#### [EXERCISE AIM]
Copy every line in the listing that contains "JSON".

▼

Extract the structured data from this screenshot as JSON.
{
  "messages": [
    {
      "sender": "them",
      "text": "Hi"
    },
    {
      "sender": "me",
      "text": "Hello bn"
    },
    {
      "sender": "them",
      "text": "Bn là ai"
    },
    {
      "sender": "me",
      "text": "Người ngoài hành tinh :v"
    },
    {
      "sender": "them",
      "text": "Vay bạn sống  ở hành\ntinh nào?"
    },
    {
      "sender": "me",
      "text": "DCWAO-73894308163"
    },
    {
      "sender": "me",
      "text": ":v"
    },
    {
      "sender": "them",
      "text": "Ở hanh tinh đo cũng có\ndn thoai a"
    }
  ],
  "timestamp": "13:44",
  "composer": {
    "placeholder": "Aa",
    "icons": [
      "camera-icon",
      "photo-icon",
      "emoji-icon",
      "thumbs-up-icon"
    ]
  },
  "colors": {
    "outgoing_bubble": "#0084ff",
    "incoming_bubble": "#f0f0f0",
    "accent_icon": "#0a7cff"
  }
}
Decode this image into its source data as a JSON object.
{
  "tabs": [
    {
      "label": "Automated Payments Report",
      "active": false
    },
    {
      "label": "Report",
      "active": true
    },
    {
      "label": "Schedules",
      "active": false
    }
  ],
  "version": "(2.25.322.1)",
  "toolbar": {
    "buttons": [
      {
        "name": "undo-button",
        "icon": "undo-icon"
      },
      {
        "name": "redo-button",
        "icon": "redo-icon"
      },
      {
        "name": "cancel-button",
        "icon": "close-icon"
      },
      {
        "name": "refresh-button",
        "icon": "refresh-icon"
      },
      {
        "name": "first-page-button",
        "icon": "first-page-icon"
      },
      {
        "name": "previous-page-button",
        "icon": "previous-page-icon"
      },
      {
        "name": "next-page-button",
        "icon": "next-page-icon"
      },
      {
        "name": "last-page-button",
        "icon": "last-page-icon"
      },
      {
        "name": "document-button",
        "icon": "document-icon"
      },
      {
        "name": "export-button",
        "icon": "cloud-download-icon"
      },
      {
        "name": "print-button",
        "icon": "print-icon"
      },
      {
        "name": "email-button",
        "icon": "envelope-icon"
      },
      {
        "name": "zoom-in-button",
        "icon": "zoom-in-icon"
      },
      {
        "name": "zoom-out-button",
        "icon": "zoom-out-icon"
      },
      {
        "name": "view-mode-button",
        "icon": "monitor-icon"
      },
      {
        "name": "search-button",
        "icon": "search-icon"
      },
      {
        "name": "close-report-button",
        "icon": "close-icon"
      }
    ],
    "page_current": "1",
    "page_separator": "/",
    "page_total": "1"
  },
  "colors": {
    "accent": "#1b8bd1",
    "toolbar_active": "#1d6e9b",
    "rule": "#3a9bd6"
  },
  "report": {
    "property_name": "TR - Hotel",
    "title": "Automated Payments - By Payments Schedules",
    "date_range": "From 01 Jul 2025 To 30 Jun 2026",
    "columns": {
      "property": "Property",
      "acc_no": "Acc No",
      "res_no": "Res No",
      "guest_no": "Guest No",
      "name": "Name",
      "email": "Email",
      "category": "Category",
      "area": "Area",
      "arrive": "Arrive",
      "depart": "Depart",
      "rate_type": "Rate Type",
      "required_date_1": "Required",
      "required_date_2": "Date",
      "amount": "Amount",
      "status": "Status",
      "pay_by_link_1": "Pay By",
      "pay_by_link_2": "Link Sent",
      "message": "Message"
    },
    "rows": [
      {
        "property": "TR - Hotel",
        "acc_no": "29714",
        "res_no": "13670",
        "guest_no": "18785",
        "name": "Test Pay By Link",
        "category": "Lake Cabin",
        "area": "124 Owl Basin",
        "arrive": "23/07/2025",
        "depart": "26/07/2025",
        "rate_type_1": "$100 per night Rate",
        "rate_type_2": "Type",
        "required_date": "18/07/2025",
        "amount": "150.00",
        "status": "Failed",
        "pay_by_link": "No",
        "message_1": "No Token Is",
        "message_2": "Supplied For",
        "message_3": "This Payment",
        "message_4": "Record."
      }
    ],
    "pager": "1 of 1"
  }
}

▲
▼

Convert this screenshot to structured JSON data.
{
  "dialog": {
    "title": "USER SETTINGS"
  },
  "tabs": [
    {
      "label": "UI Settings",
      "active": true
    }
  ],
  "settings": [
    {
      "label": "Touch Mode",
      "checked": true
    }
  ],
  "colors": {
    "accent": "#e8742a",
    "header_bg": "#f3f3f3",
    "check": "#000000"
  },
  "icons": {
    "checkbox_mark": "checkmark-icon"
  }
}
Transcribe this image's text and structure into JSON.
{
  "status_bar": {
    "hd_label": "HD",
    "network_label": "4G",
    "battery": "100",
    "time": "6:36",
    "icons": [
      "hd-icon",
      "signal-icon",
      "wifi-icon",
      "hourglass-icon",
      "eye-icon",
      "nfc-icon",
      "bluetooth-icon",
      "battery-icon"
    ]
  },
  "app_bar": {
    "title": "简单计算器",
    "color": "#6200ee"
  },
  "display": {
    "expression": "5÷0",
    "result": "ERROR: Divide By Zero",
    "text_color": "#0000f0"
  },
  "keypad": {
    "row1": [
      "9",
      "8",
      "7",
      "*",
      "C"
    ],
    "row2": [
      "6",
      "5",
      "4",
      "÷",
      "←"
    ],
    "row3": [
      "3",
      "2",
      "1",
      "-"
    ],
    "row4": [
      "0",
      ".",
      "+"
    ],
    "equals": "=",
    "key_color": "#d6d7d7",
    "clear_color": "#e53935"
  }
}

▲
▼

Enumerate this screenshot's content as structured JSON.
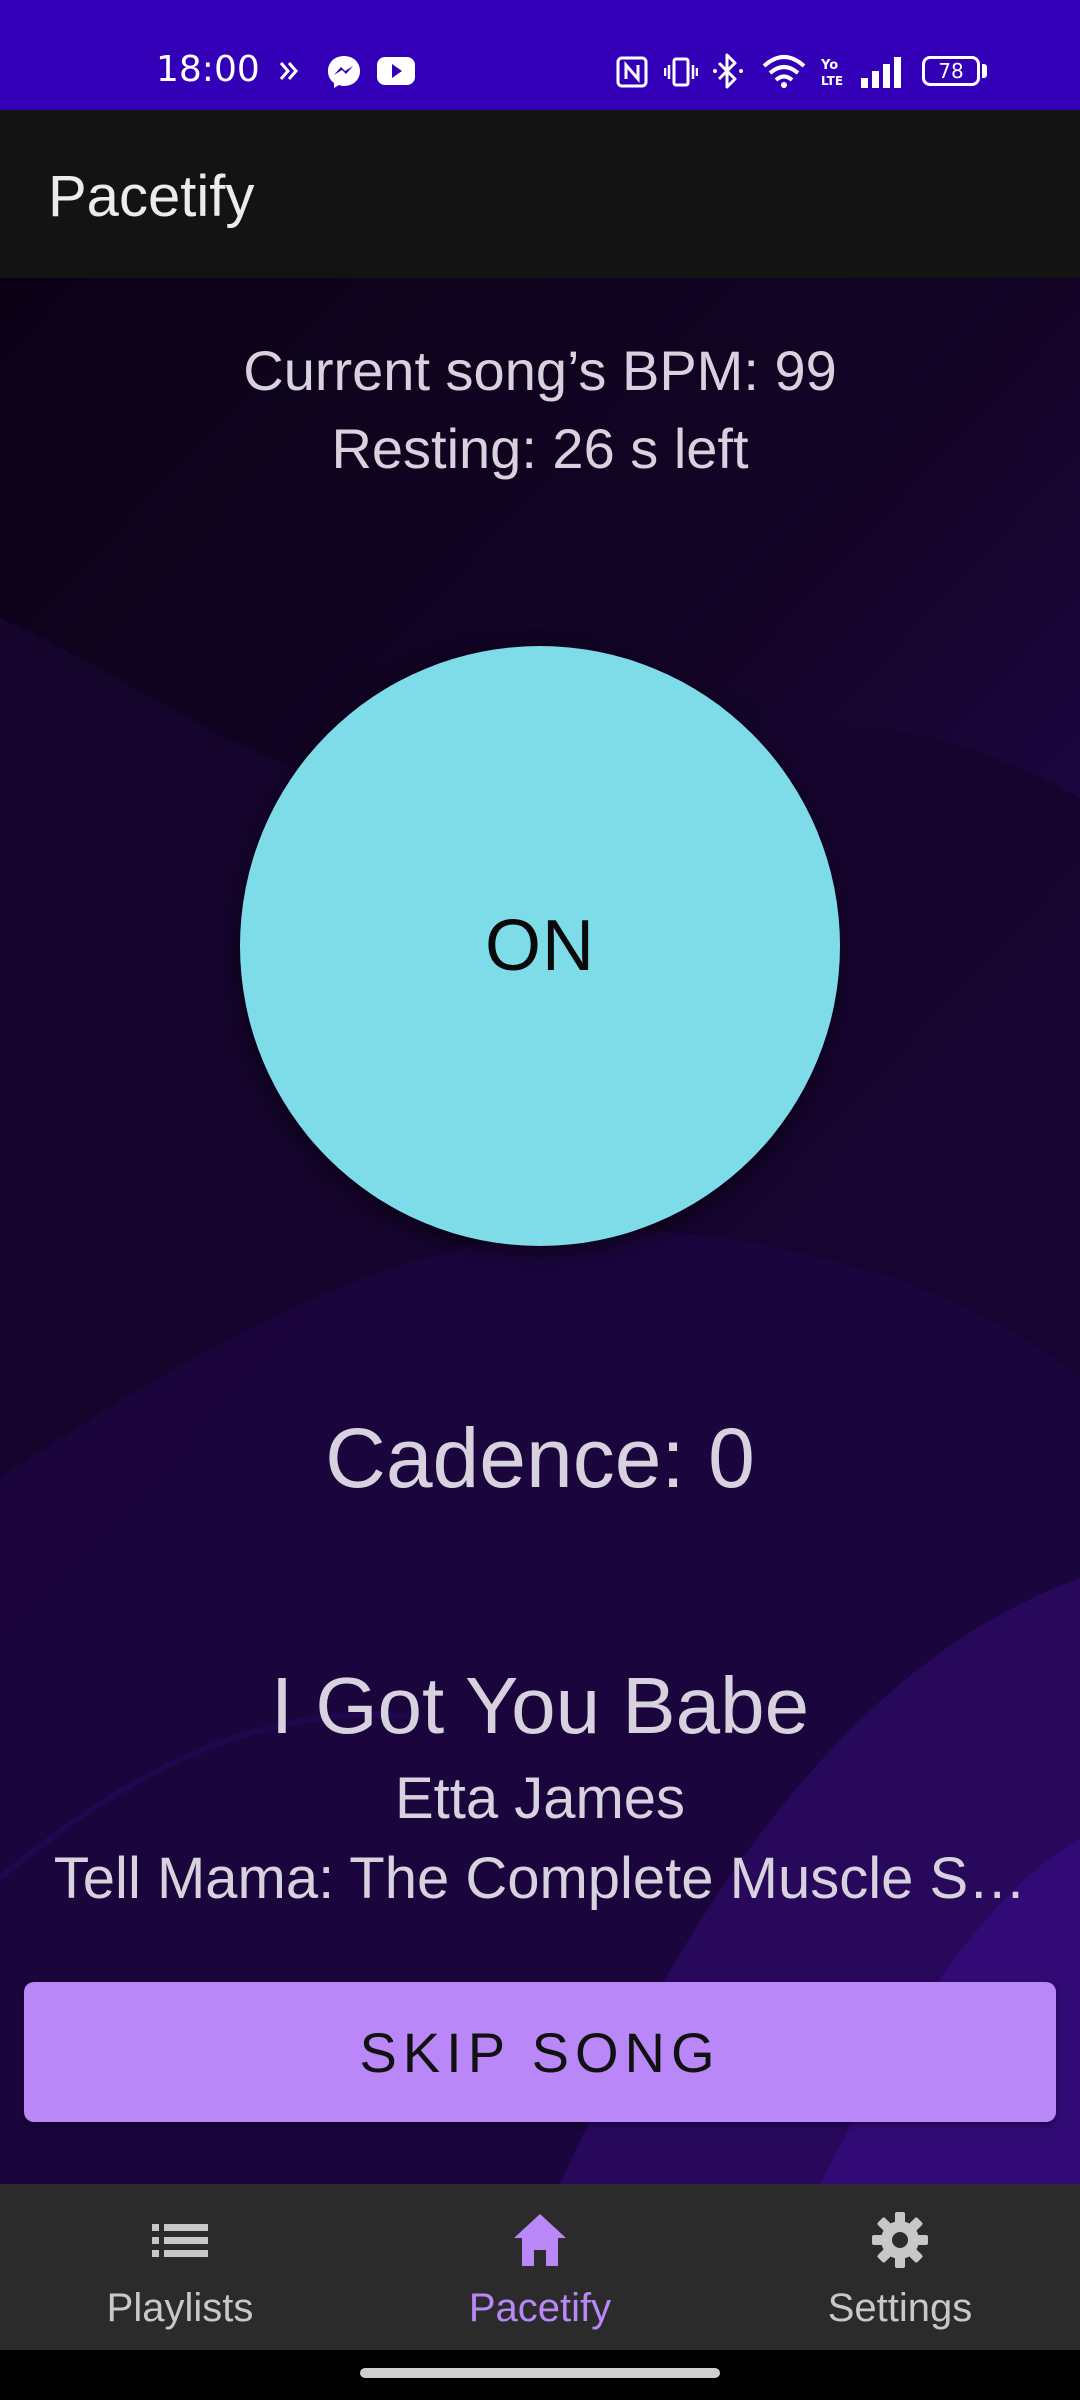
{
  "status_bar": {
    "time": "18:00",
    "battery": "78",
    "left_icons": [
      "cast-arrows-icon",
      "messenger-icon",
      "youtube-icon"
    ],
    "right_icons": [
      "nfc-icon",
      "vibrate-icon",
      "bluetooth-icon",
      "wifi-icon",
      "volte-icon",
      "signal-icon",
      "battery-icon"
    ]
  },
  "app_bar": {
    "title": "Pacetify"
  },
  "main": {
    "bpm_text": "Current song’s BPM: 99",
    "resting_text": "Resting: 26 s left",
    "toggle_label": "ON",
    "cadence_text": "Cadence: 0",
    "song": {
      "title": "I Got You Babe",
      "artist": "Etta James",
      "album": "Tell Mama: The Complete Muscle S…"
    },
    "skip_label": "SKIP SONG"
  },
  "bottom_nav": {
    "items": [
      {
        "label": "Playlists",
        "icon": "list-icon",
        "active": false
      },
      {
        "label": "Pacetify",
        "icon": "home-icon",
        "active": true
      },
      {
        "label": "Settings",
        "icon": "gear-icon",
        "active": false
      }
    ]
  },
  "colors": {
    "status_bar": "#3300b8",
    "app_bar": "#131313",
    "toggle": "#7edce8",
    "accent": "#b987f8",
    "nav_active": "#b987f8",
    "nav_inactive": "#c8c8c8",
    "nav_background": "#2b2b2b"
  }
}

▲

#### [SOLUTION]
Extract the structured data from this screenshot as JSON.
Decode this image into its source data as a JSON object.
Convert this screenshot to structured JSON data.
Transcribe this image's text and structure into JSON.
Enumerate this screenshot's content as structured JSON.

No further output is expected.